A ruling on cannabis delivery services from the California court of appeals could have serious implications for the industry, and mean that Los Angeles potheads will soon have to get off their asses and go to a dispensary if they want to get legal weed.

An appellate panel upheld a lower court’s injunction against local app and delivery service Nestdrop Monday, which means the company will have to shut down for the time being, as reported by Leafly. The ruling could have major repercussions for other Los Angeles delivery services, which have over the last couple of years escaped the same scrutiny faced by storefront dispensaries.

The panel judges ruled that the city zoning regulation Proposition D actually forbids delivery services in Los Angeles. “Proposition D is properly understood to prohibit virtually all vehicular delivery of medical marijuana,” wrote Justice Lamar W. Baker.

This is a relatively new interpretation of Prop D. When the city adopted the proposition in 2013, hundreds of collectives were designated illegal operations and forced to shutter their doors. Many businesses who didn’t comply with Prop D managed to tread legal water anyway, but some changed up their game and transformed into harder-to-track delivery services.

It wasn’t until about a year later when the city started to turn its attentions to the blossoming marijuana delivery industry. That’s when the injunction was filed against Nestdrop. “This app is a flagrant attempt to circumvent the will of the voters who passed Prop D,” said City Attorney Mike Feuer in 2014.

The delivery service appealed the injunction, but the ruling this week upholds it, meaning Nestdrop isn’t going to be bringing us any edible gummies or gooey grams anytime soon, but the case isn’t over yet. It still has to go to trial court.

Nestdrop appealed. Monday’s ruling upholds the injunction and sends the case back to the trial court. But the message from Monday’s ruling is clear: delivery services are forbidden in the city, as per the city’s interpretation of Prop D.

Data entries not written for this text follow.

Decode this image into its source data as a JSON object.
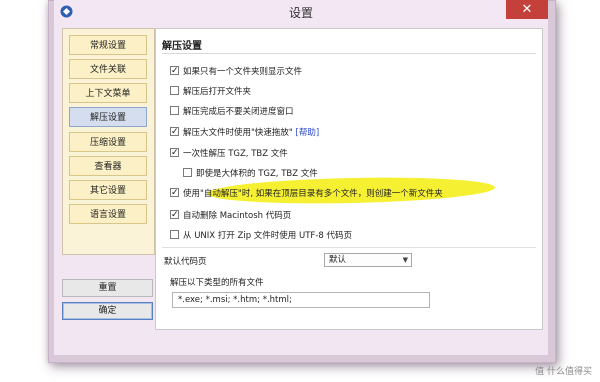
{
  "window": {
    "title": "设置",
    "close_glyph": "✕"
  },
  "sidebar": {
    "items": [
      {
        "label": "常规设置",
        "active": false
      },
      {
        "label": "文件关联",
        "active": false
      },
      {
        "label": "上下文菜单",
        "active": false
      },
      {
        "label": "解压设置",
        "active": true
      },
      {
        "label": "压缩设置",
        "active": false
      },
      {
        "label": "查看器",
        "active": false
      },
      {
        "label": "其它设置",
        "active": false
      },
      {
        "label": "语言设置",
        "active": false
      }
    ],
    "reset_label": "重置",
    "ok_label": "确定"
  },
  "panel": {
    "section_title": "解压设置",
    "options": [
      {
        "label": "如果只有一个文件夹则显示文件",
        "checked": true
      },
      {
        "label": "解压后打开文件夹",
        "checked": false
      },
      {
        "label": "解压完成后不要关闭进度窗口",
        "checked": false
      },
      {
        "label": "解压大文件时使用\"快速拖放\"",
        "link": "[帮助]",
        "checked": true
      },
      {
        "label": "一次性解压 TGZ, TBZ 文件",
        "checked": true
      },
      {
        "label": "即使是大体积的 TGZ, TBZ 文件",
        "checked": false
      },
      {
        "label": "使用\"自动解压\"时, 如果在顶层目录有多个文件，则创建一个新文件夹",
        "checked": true
      },
      {
        "label": "自动删除 Macintosh 代码页",
        "checked": true
      },
      {
        "label": "从 UNIX 打开 Zip 文件时使用 UTF-8 代码页",
        "checked": false
      }
    ],
    "codepage_label": "默认代码页",
    "codepage_value": "默认",
    "types_label": "解压以下类型的所有文件",
    "types_value": "*.exe; *.msi; *.htm; *.html;"
  },
  "watermark": "值 什么值得买",
  "colors": {
    "highlight": "#f6f033",
    "close_button": "#c4403a",
    "window_bg": "#f2e6f2"
  }
}
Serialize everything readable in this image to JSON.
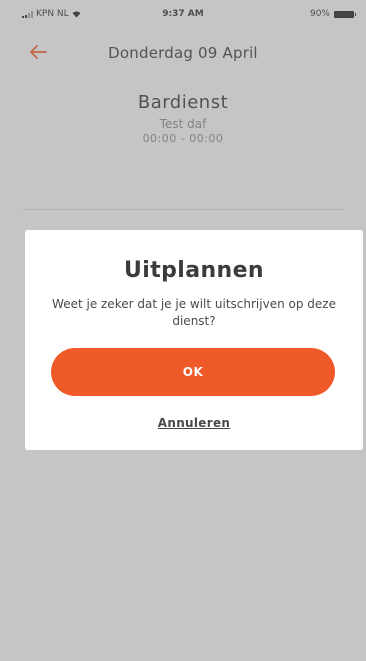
{
  "status_bar": {
    "carrier": "KPN NL",
    "time": "9:37 AM",
    "battery": "90%",
    "icons": [
      "signal-icon",
      "wifi-icon",
      "battery-icon"
    ]
  },
  "header": {
    "back_icon": "back-arrow-icon",
    "title": "Donderdag 09 April"
  },
  "shift": {
    "title": "Bardienst",
    "subtitle": "Test daf",
    "time": "00:00 - 00:00"
  },
  "dialog": {
    "title": "Uitplannen",
    "message": "Weet je zeker dat je je wilt uitschrijven op deze dienst?",
    "ok_label": "OK",
    "cancel_label": "Annuleren"
  },
  "colors": {
    "accent": "#f05a28",
    "overlay": "rgba(120,120,120,0.38)",
    "text": "#3b3b3b"
  }
}
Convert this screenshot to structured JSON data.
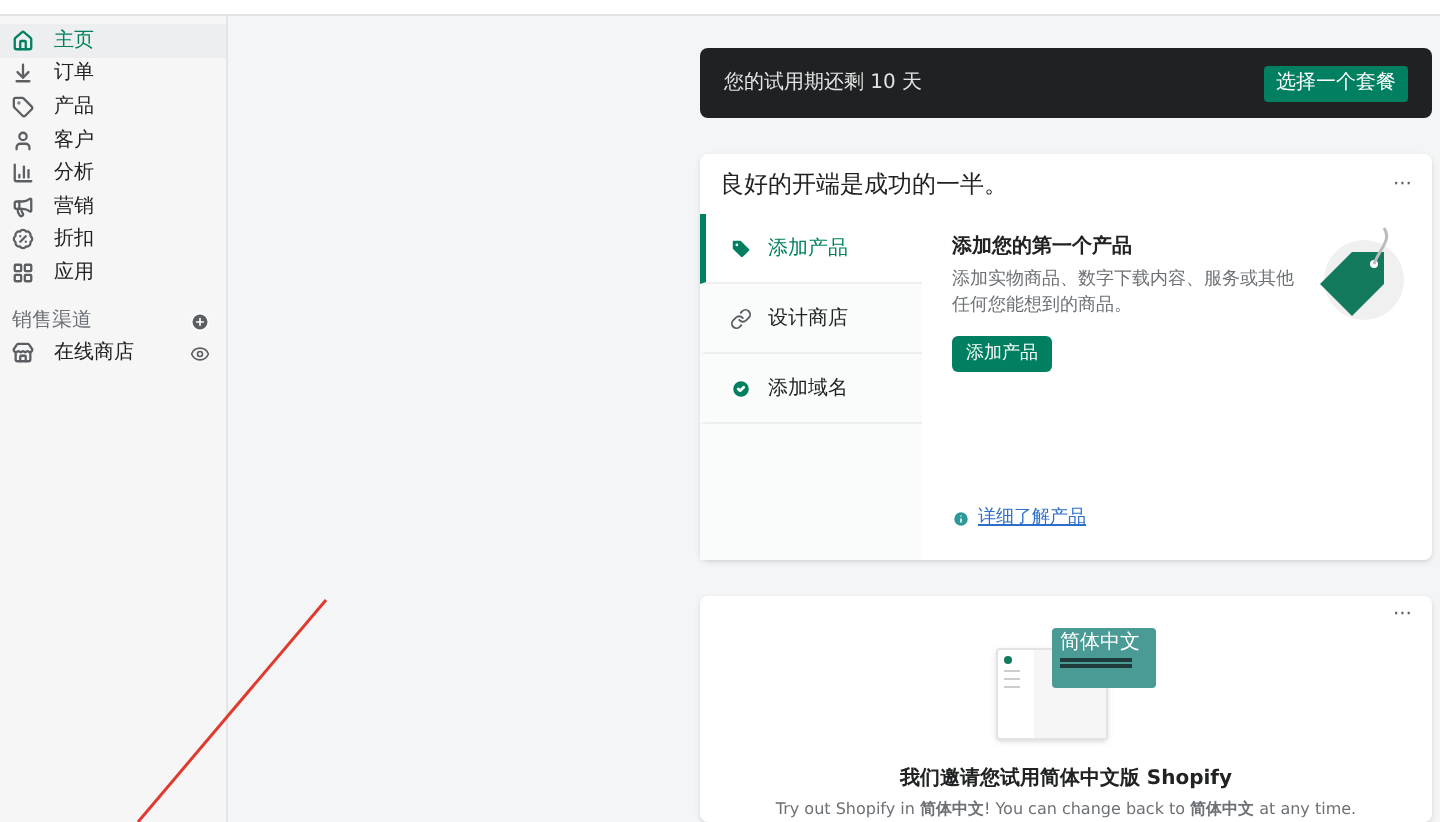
{
  "sidebar": {
    "items": [
      {
        "label": "主页",
        "kind": "home",
        "selected": true
      },
      {
        "label": "订单",
        "kind": "orders",
        "selected": false
      },
      {
        "label": "产品",
        "kind": "products",
        "selected": false
      },
      {
        "label": "客户",
        "kind": "customers",
        "selected": false
      },
      {
        "label": "分析",
        "kind": "analytics",
        "selected": false
      },
      {
        "label": "营销",
        "kind": "marketing",
        "selected": false
      },
      {
        "label": "折扣",
        "kind": "discounts",
        "selected": false
      },
      {
        "label": "应用",
        "kind": "apps",
        "selected": false
      }
    ],
    "section_title": "销售渠道",
    "channels": [
      {
        "label": "在线商店"
      }
    ]
  },
  "trial_banner": {
    "text": "您的试用期还剩 10 天",
    "button": "选择一个套餐"
  },
  "setup_card": {
    "title": "良好的开端是成功的一半。",
    "menu": "···",
    "tabs": [
      {
        "label": "添加产品",
        "kind": "tag",
        "selected": true
      },
      {
        "label": "设计商店",
        "kind": "link",
        "selected": false
      },
      {
        "label": "添加域名",
        "kind": "done",
        "selected": false
      }
    ],
    "heading": "添加您的第一个产品",
    "description": "添加实物商品、数字下载内容、服务或其他任何您能想到的商品。",
    "button": "添加产品",
    "link": "详细了解产品"
  },
  "language_card": {
    "menu": "···",
    "illustration_label": "简体中文",
    "title": "我们邀请您试用简体中文版 Shopify",
    "body": "Try out Shopify in **简体中文**! You can change back to **简体中文** at any time."
  }
}
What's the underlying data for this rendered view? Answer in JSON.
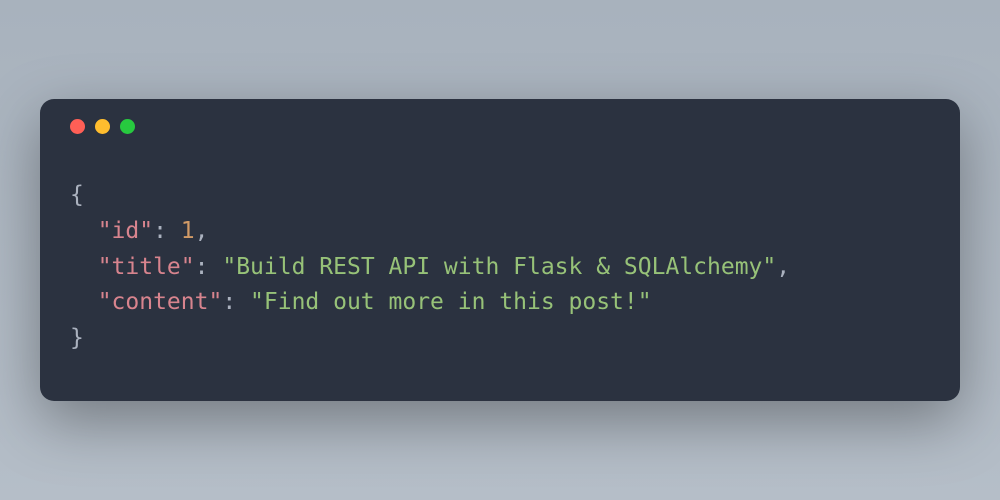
{
  "json_display": {
    "keys": {
      "id": "\"id\"",
      "title": "\"title\"",
      "content": "\"content\""
    },
    "values": {
      "id": "1",
      "title": "\"Build REST API with Flask & SQLAlchemy\"",
      "content": "\"Find out more in this post!\""
    },
    "syntax": {
      "open_brace": "{",
      "close_brace": "}",
      "colon": ":",
      "comma": ","
    }
  },
  "colors": {
    "window_bg": "#2b3240",
    "background": "#a8b2bd",
    "red": "#ff5f56",
    "yellow": "#ffbd2e",
    "green": "#27c93f",
    "key_color": "#d8848e",
    "string_color": "#97c278",
    "number_color": "#d19a66",
    "brace_color": "#abb2bf"
  }
}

Companies such as Nestdrop have argued for years that the proposition’s restrictions did not apply to them, but the court directly contradicted that notion, saying that,  “We do not think the ballot pamphlet materials mean what defendants think they mean.”

The ruling could set a binding precedent in Los Angeles and the surrounding area. “Is there precedential value here that’s of concern for anybody? Yeah,” said attorney Michael Grahn, who represents Nestdrop as well as Speed Weed, an uber popular delivery service which is now being sued by the city attorney’s office..

Though things look bleak for weed delivery in the city of angels, Grahn says there are a couple of wildcards that could come into place. For one, the Medical Marijuana Regulation and Safety Act (MMRSA) which will completely restructure cannabis regulation in California in 2018 and potentially give businesses the opportunity to operate outside of Prop D compliance.

And besides, though it might be dicey to run a dispensary that isn’t Prop D legit, but that certainly hasn’t stopped many an entrepreneur from doing it anyway. So Angelinos aren’t going to be without a handy weed delivery app anytime soon. “The idea of banning this at the same time that they can’t even control the number of storefronts, it’s nonsense,” Grahn said.